Location: Mycotoxin Prevention and Applied Microbiology Research

Title: Identification of a bacterial-fungal association that silences Fusarium graminearum virulence

Author
item Vaughan, Martha
item KEMP, NATHAN - ORISE FELLOW
item Whitaker, Briana
item BAKKER, MATTHEW - UNIVERSITY OF MANITOBA
item McCormick, Susan

Submitted to: Meeting Abstract
Publication Type: Abstract Only
Publication Acceptance Date: 12/7/2020
Publication Date: 12/11/2020
Citation: Vaughan, M.M., Kemp, N., Whitaker, B.K., Bakker, M.G., McCormick, S.P. 2020. Identification of a bacterial-fungal association that silences Fusarium graminearum virulence [abstract].

Interpretive Summary:

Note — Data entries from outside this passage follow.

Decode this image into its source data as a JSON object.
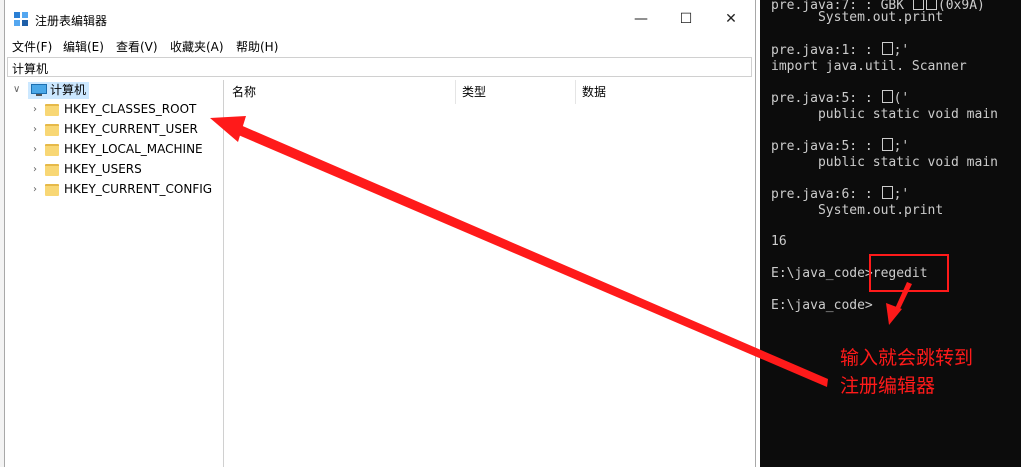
{
  "console": {
    "lines": [
      {
        "text": "pre.java:7: : GBK ",
        "y": 0
      },
      {
        "text": "      System.out.print",
        "y": 1
      },
      {
        "text": "pre.java:1: : ",
        "y": 3
      },
      {
        "text": "import java.util. Scanner",
        "y": 4
      },
      {
        "text": "pre.java:5: : ",
        "y": 6
      },
      {
        "text": "      public static void main",
        "y": 7
      },
      {
        "text": "pre.java:5: : ",
        "y": 9
      },
      {
        "text": "      public static void main",
        "y": 10
      },
      {
        "text": "pre.java:6: : ",
        "y": 12
      },
      {
        "text": "      System.out.print",
        "y": 13
      },
      {
        "text": "16",
        "y": 15
      },
      {
        "text": "E:\\java_code>regedit",
        "y": 17
      },
      {
        "text": "E:\\java_code>",
        "y": 19
      }
    ]
  },
  "window": {
    "title": "注册表编辑器",
    "minimize_glyph": "—",
    "maximize_glyph": "☐",
    "close_glyph": "✕",
    "menu": [
      "文件(F)",
      "编辑(E)",
      "查看(V)",
      "收藏夹(A)",
      "帮助(H)"
    ],
    "address": "计算机",
    "tree": {
      "root": "计算机",
      "items": [
        "HKEY_CLASSES_ROOT",
        "HKEY_CURRENT_USER",
        "HKEY_LOCAL_MACHINE",
        "HKEY_USERS",
        "HKEY_CURRENT_CONFIG"
      ]
    },
    "columns": [
      "名称",
      "类型",
      "数据"
    ]
  },
  "annotation": {
    "line1": "输入就会跳转到",
    "line2": "注册编辑器",
    "color": "#ff1a1a"
  }
}
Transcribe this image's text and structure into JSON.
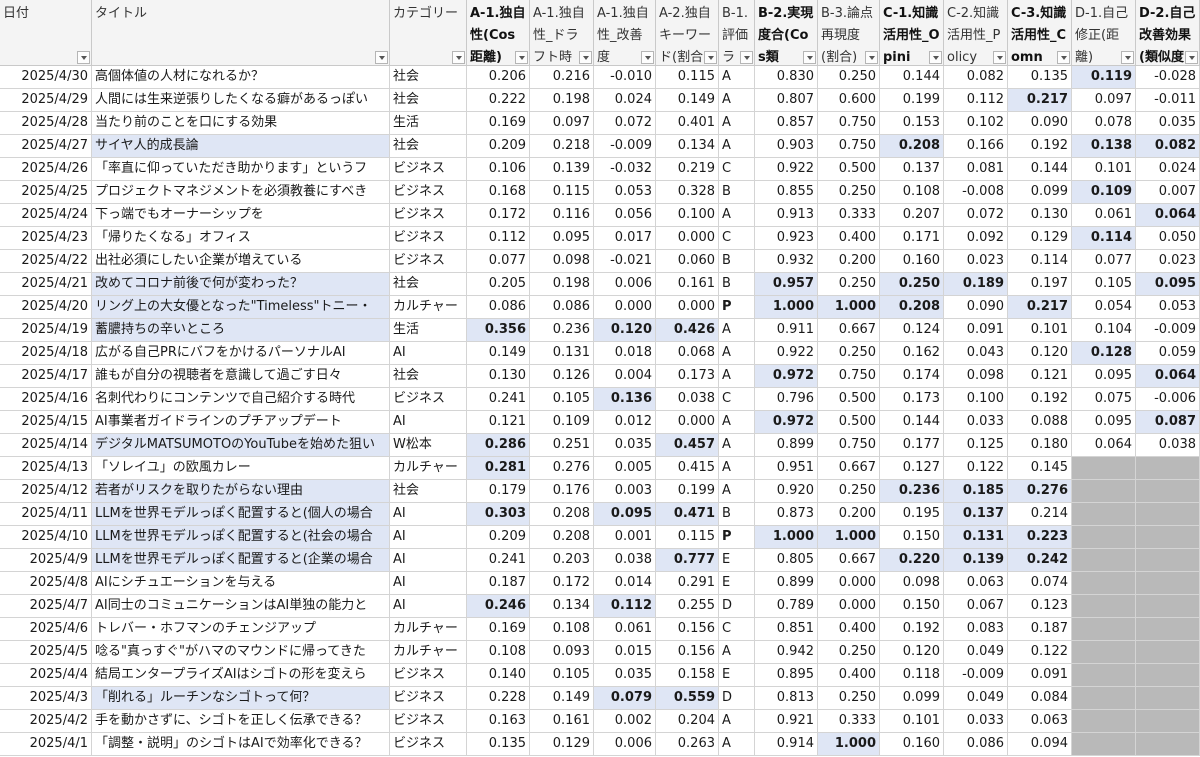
{
  "colors": {
    "highlight": "#dfe6f5",
    "empty_fill": "#b9b9b9",
    "header_bg": "#f4f4f4",
    "grid": "#d4d4d4"
  },
  "headers": [
    {
      "label": "日付",
      "bold": false
    },
    {
      "label": "タイトル",
      "bold": false
    },
    {
      "label": "カテゴリー",
      "bold": false
    },
    {
      "label": "A-1.独自性(Cos距離)",
      "bold": true
    },
    {
      "label": "A-1.独自性_ドラフト時",
      "bold": false
    },
    {
      "label": "A-1.独自性_改善度",
      "bold": false
    },
    {
      "label": "A-2.独自キーワード(割合)",
      "bold": false
    },
    {
      "label": "B-1.評価ラ",
      "bold": false
    },
    {
      "label": "B-2.実現度合(Cos類",
      "bold": true
    },
    {
      "label": "B-3.論点再現度(割合)",
      "bold": false
    },
    {
      "label": "C-1.知識活用性_Opini",
      "bold": true
    },
    {
      "label": "C-2.知識活用性_Policy",
      "bold": false
    },
    {
      "label": "C-3.知識活用性_Comn",
      "bold": true
    },
    {
      "label": "D-1.自己修正(距離)",
      "bold": false
    },
    {
      "label": "D-2.自己改善効果(類似度)",
      "bold": true
    }
  ],
  "rows": [
    {
      "cells": [
        "2025/4/30",
        "高個体値の人材になれるか？",
        "社会",
        "0.206",
        "0.216",
        "-0.010",
        "0.115",
        "A",
        "0.830",
        "0.250",
        "0.144",
        "0.082",
        "0.135",
        "0.119",
        "-0.028"
      ],
      "hl": [
        13
      ],
      "rowhl": false
    },
    {
      "cells": [
        "2025/4/29",
        "人間には生来逆張りしたくなる癖があるっぽい",
        "社会",
        "0.222",
        "0.198",
        "0.024",
        "0.149",
        "A",
        "0.807",
        "0.600",
        "0.199",
        "0.112",
        "0.217",
        "0.097",
        "-0.011"
      ],
      "hl": [
        12
      ],
      "rowhl": false
    },
    {
      "cells": [
        "2025/4/28",
        "当たり前のことを口にする効果",
        "生活",
        "0.169",
        "0.097",
        "0.072",
        "0.401",
        "A",
        "0.857",
        "0.750",
        "0.153",
        "0.102",
        "0.090",
        "0.078",
        "0.035"
      ],
      "hl": [],
      "rowhl": false
    },
    {
      "cells": [
        "2025/4/27",
        "サイヤ人的成長論",
        "社会",
        "0.209",
        "0.218",
        "-0.009",
        "0.134",
        "A",
        "0.903",
        "0.750",
        "0.208",
        "0.166",
        "0.192",
        "0.138",
        "0.082"
      ],
      "hl": [
        10,
        13,
        14
      ],
      "rowhl": true
    },
    {
      "cells": [
        "2025/4/26",
        "「率直に仰っていただき助かります」というフ",
        "ビジネス",
        "0.106",
        "0.139",
        "-0.032",
        "0.219",
        "C",
        "0.922",
        "0.500",
        "0.137",
        "0.081",
        "0.144",
        "0.101",
        "0.024"
      ],
      "hl": [],
      "rowhl": false
    },
    {
      "cells": [
        "2025/4/25",
        "プロジェクトマネジメントを必須教養にすべき",
        "ビジネス",
        "0.168",
        "0.115",
        "0.053",
        "0.328",
        "B",
        "0.855",
        "0.250",
        "0.108",
        "-0.008",
        "0.099",
        "0.109",
        "0.007"
      ],
      "hl": [
        13
      ],
      "rowhl": false
    },
    {
      "cells": [
        "2025/4/24",
        "下っ端でもオーナーシップを",
        "ビジネス",
        "0.172",
        "0.116",
        "0.056",
        "0.100",
        "A",
        "0.913",
        "0.333",
        "0.207",
        "0.072",
        "0.130",
        "0.061",
        "0.064"
      ],
      "hl": [
        14
      ],
      "rowhl": false
    },
    {
      "cells": [
        "2025/4/23",
        "「帰りたくなる」オフィス",
        "ビジネス",
        "0.112",
        "0.095",
        "0.017",
        "0.000",
        "C",
        "0.923",
        "0.400",
        "0.171",
        "0.092",
        "0.129",
        "0.114",
        "0.050"
      ],
      "hl": [
        13
      ],
      "rowhl": false
    },
    {
      "cells": [
        "2025/4/22",
        "出社必須にしたい企業が増えている",
        "ビジネス",
        "0.077",
        "0.098",
        "-0.021",
        "0.060",
        "B",
        "0.932",
        "0.200",
        "0.160",
        "0.023",
        "0.114",
        "0.077",
        "0.023"
      ],
      "hl": [],
      "rowhl": false
    },
    {
      "cells": [
        "2025/4/21",
        "改めてコロナ前後で何が変わった？",
        "社会",
        "0.205",
        "0.198",
        "0.006",
        "0.161",
        "B",
        "0.957",
        "0.250",
        "0.250",
        "0.189",
        "0.197",
        "0.105",
        "0.095"
      ],
      "hl": [
        8,
        10,
        11,
        14
      ],
      "rowhl": true
    },
    {
      "cells": [
        "2025/4/20",
        "リング上の大女優となった\"Timeless\"トニー・",
        "カルチャー",
        "0.086",
        "0.086",
        "0.000",
        "0.000",
        "P",
        "1.000",
        "1.000",
        "0.208",
        "0.090",
        "0.217",
        "0.054",
        "0.053"
      ],
      "hl": [
        8,
        9,
        10,
        12
      ],
      "bold": [
        7
      ],
      "rowhl": true
    },
    {
      "cells": [
        "2025/4/19",
        "蓄膿持ちの辛いところ",
        "生活",
        "0.356",
        "0.236",
        "0.120",
        "0.426",
        "A",
        "0.911",
        "0.667",
        "0.124",
        "0.091",
        "0.101",
        "0.104",
        "-0.009"
      ],
      "hl": [
        3,
        5,
        6
      ],
      "rowhl": true
    },
    {
      "cells": [
        "2025/4/18",
        "広がる自己PRにバフをかけるパーソナルAI",
        "AI",
        "0.149",
        "0.131",
        "0.018",
        "0.068",
        "A",
        "0.922",
        "0.250",
        "0.162",
        "0.043",
        "0.120",
        "0.128",
        "0.059"
      ],
      "hl": [
        13
      ],
      "rowhl": false
    },
    {
      "cells": [
        "2025/4/17",
        "誰もが自分の視聴者を意識して過ごす日々",
        "社会",
        "0.130",
        "0.126",
        "0.004",
        "0.173",
        "A",
        "0.972",
        "0.750",
        "0.174",
        "0.098",
        "0.121",
        "0.095",
        "0.064"
      ],
      "hl": [
        8,
        14
      ],
      "rowhl": false
    },
    {
      "cells": [
        "2025/4/16",
        "名刺代わりにコンテンツで自己紹介する時代",
        "ビジネス",
        "0.241",
        "0.105",
        "0.136",
        "0.038",
        "C",
        "0.796",
        "0.500",
        "0.173",
        "0.100",
        "0.192",
        "0.075",
        "-0.006"
      ],
      "hl": [
        5
      ],
      "rowhl": false
    },
    {
      "cells": [
        "2025/4/15",
        "AI事業者ガイドラインのプチアップデート",
        "AI",
        "0.121",
        "0.109",
        "0.012",
        "0.000",
        "A",
        "0.972",
        "0.500",
        "0.144",
        "0.033",
        "0.088",
        "0.095",
        "0.087"
      ],
      "hl": [
        8,
        14
      ],
      "rowhl": false
    },
    {
      "cells": [
        "2025/4/14",
        "デジタルMATSUMOTOのYouTubeを始めた狙い",
        "W松本",
        "0.286",
        "0.251",
        "0.035",
        "0.457",
        "A",
        "0.899",
        "0.750",
        "0.177",
        "0.125",
        "0.180",
        "0.064",
        "0.038"
      ],
      "hl": [
        3,
        6
      ],
      "rowhl": true
    },
    {
      "cells": [
        "2025/4/13",
        "「ソレイユ」の欧風カレー",
        "カルチャー",
        "0.281",
        "0.276",
        "0.005",
        "0.415",
        "A",
        "0.951",
        "0.667",
        "0.127",
        "0.122",
        "0.145",
        "",
        ""
      ],
      "hl": [
        3
      ],
      "grey": [
        13,
        14
      ],
      "rowhl": false
    },
    {
      "cells": [
        "2025/4/12",
        "若者がリスクを取りたがらない理由",
        "社会",
        "0.179",
        "0.176",
        "0.003",
        "0.199",
        "A",
        "0.920",
        "0.250",
        "0.236",
        "0.185",
        "0.276",
        "",
        ""
      ],
      "hl": [
        10,
        11,
        12
      ],
      "grey": [
        13,
        14
      ],
      "rowhl": true
    },
    {
      "cells": [
        "2025/4/11",
        "LLMを世界モデルっぽく配置すると(個人の場合",
        "AI",
        "0.303",
        "0.208",
        "0.095",
        "0.471",
        "B",
        "0.873",
        "0.200",
        "0.195",
        "0.137",
        "0.214",
        "",
        ""
      ],
      "hl": [
        3,
        5,
        6,
        11
      ],
      "grey": [
        13,
        14
      ],
      "rowhl": true
    },
    {
      "cells": [
        "2025/4/10",
        "LLMを世界モデルっぽく配置すると(社会の場合",
        "AI",
        "0.209",
        "0.208",
        "0.001",
        "0.115",
        "P",
        "1.000",
        "1.000",
        "0.150",
        "0.131",
        "0.223",
        "",
        ""
      ],
      "hl": [
        8,
        9,
        11,
        12
      ],
      "bold": [
        7
      ],
      "grey": [
        13,
        14
      ],
      "rowhl": true
    },
    {
      "cells": [
        "2025/4/9",
        "LLMを世界モデルっぽく配置すると(企業の場合",
        "AI",
        "0.241",
        "0.203",
        "0.038",
        "0.777",
        "E",
        "0.805",
        "0.667",
        "0.220",
        "0.139",
        "0.242",
        "",
        ""
      ],
      "hl": [
        6,
        10,
        11,
        12
      ],
      "grey": [
        13,
        14
      ],
      "rowhl": true
    },
    {
      "cells": [
        "2025/4/8",
        "AIにシチュエーションを与える",
        "AI",
        "0.187",
        "0.172",
        "0.014",
        "0.291",
        "E",
        "0.899",
        "0.000",
        "0.098",
        "0.063",
        "0.074",
        "",
        ""
      ],
      "hl": [],
      "grey": [
        13,
        14
      ],
      "rowhl": false
    },
    {
      "cells": [
        "2025/4/7",
        "AI同士のコミュニケーションはAI単独の能力と",
        "AI",
        "0.246",
        "0.134",
        "0.112",
        "0.255",
        "D",
        "0.789",
        "0.000",
        "0.150",
        "0.067",
        "0.123",
        "",
        ""
      ],
      "hl": [
        3,
        5
      ],
      "grey": [
        13,
        14
      ],
      "rowhl": false
    },
    {
      "cells": [
        "2025/4/6",
        "トレバー・ホフマンのチェンジアップ",
        "カルチャー",
        "0.169",
        "0.108",
        "0.061",
        "0.156",
        "C",
        "0.851",
        "0.400",
        "0.192",
        "0.083",
        "0.187",
        "",
        ""
      ],
      "hl": [],
      "grey": [
        13,
        14
      ],
      "rowhl": false
    },
    {
      "cells": [
        "2025/4/5",
        "唸る\"真っすぐ\"がハマのマウンドに帰ってきた",
        "カルチャー",
        "0.108",
        "0.093",
        "0.015",
        "0.156",
        "A",
        "0.942",
        "0.250",
        "0.120",
        "0.049",
        "0.122",
        "",
        ""
      ],
      "hl": [],
      "grey": [
        13,
        14
      ],
      "rowhl": false
    },
    {
      "cells": [
        "2025/4/4",
        "結局エンタープライズAIはシゴトの形を変えら",
        "ビジネス",
        "0.140",
        "0.105",
        "0.035",
        "0.158",
        "E",
        "0.895",
        "0.400",
        "0.118",
        "-0.009",
        "0.091",
        "",
        ""
      ],
      "hl": [],
      "grey": [
        13,
        14
      ],
      "rowhl": false
    },
    {
      "cells": [
        "2025/4/3",
        "「削れる」ルーチンなシゴトって何？",
        "ビジネス",
        "0.228",
        "0.149",
        "0.079",
        "0.559",
        "D",
        "0.813",
        "0.250",
        "0.099",
        "0.049",
        "0.084",
        "",
        ""
      ],
      "hl": [
        5,
        6
      ],
      "grey": [
        13,
        14
      ],
      "rowhl": true
    },
    {
      "cells": [
        "2025/4/2",
        "手を動かさずに、シゴトを正しく伝承できる？",
        "ビジネス",
        "0.163",
        "0.161",
        "0.002",
        "0.204",
        "A",
        "0.921",
        "0.333",
        "0.101",
        "0.033",
        "0.063",
        "",
        ""
      ],
      "hl": [],
      "grey": [
        13,
        14
      ],
      "rowhl": false
    },
    {
      "cells": [
        "2025/4/1",
        "「調整・説明」のシゴトはAIで効率化できる？",
        "ビジネス",
        "0.135",
        "0.129",
        "0.006",
        "0.263",
        "A",
        "0.914",
        "1.000",
        "0.160",
        "0.086",
        "0.094",
        "",
        ""
      ],
      "hl": [
        9
      ],
      "grey": [
        13,
        14
      ],
      "rowhl": false
    }
  ]
}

Technical Abstract: Fusarium graminearum (Fg) is the primary fungal pathogen responsible for Fusarium head blight (FHB), a devastating disease of wheat and barley worldwide. Bacterial-fungal associations can have considerable influence on the pathogenicity of fungi and shape the outcomes of plant-fungal interactions. Genome sequencing analysis revealed a Fg strain, 47556+, heavily contaminated with a bacterial symbiont that was identified as Paenibacillus illinoisensis. The bacteria appeared to have an ectosymbiotic association with the fungus because the rod-shaped bacterial cells were visible on the Fg 47556+ hyphae. Furthermore, the bacterial association could be eliminated by antibiotic treatment or repeatedly washing the fungal hyphae in a dilute tween solution over a filter large enough to allow bacteria cells through but not the hyphae. In comparison to the cured Fg strain (47556cured), 47556+ caused on average 70% less FHB symptoms and produced 80% less DON on wheat (cultivar Apogee). However, the association and phenotype of reduced pathogenicity and DON production could not be reconstituted by simply mixing the bacteria back with the cured Fg strain.